Head to Settings > Touch ID & Passcode, scroll down to the bottom and toggle on Erase Data to enable this feature.
5. Turn on Find My iPhone
Even if you have ignored the first four steps here, I implore you to enable Find My iPhone. It doesn’t add any inconvenience in the day-to-day operation of your iPhone and is easy to set up. With it enabled, you can track your lost device from another iOS device or your computer, seeing where your iPhone is on a map. You can also play sound on your lost phone to aid your search efforts. And if you really aren’t having any luck with locating your iPhone, Find My iPhone lets you lock your iPhone and also remotely erase its data.
To turn on Find My iPhone, go to Settings > [your account name] > iCloud > Find My iPhone and toggle the switch on for Find My iPhone.
6. Set up two-step verification
For this last tip, I’ll turn it over to Jason Cipriani, who previously wrote about how to enable set up two-step verification for your Apple ID. Two-step verification protects the data you have stored with Apple, including photos and files in iCloud and payment information for iTunes.
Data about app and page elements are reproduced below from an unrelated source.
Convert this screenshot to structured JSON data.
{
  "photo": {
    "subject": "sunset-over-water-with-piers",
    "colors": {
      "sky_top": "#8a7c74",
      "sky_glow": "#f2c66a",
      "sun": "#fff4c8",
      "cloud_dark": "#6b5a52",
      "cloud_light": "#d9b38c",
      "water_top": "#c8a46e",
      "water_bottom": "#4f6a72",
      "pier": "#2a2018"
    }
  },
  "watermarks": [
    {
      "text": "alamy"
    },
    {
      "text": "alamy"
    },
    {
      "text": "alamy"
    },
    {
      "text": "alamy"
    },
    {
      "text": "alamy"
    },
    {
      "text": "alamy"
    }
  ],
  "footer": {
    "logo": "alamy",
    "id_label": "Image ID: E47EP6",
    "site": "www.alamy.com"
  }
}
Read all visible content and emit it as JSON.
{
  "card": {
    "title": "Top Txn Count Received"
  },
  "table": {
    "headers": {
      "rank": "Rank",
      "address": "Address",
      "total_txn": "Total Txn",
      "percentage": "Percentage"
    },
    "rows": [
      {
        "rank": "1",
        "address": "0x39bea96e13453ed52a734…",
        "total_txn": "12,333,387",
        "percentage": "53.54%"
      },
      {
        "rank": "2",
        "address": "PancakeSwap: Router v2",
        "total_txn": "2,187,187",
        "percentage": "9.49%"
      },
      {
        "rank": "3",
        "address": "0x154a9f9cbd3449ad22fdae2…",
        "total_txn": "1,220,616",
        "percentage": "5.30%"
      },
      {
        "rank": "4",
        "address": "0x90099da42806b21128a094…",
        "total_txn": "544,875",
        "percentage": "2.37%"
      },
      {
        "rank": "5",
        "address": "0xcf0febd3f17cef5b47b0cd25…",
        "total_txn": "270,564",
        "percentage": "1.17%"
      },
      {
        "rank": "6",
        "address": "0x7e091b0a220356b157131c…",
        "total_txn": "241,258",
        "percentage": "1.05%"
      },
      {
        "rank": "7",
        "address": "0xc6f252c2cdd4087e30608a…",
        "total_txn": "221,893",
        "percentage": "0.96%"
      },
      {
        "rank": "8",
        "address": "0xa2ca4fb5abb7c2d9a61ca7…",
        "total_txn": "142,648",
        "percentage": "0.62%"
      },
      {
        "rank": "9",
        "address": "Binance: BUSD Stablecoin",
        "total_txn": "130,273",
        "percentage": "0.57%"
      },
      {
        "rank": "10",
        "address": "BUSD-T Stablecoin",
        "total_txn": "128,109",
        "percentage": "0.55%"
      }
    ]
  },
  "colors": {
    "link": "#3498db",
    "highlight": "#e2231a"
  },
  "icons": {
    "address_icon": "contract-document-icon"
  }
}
With two-step verification enabled, someone would need another of your devices to get into your account, even if they had managed to get a hold of your password.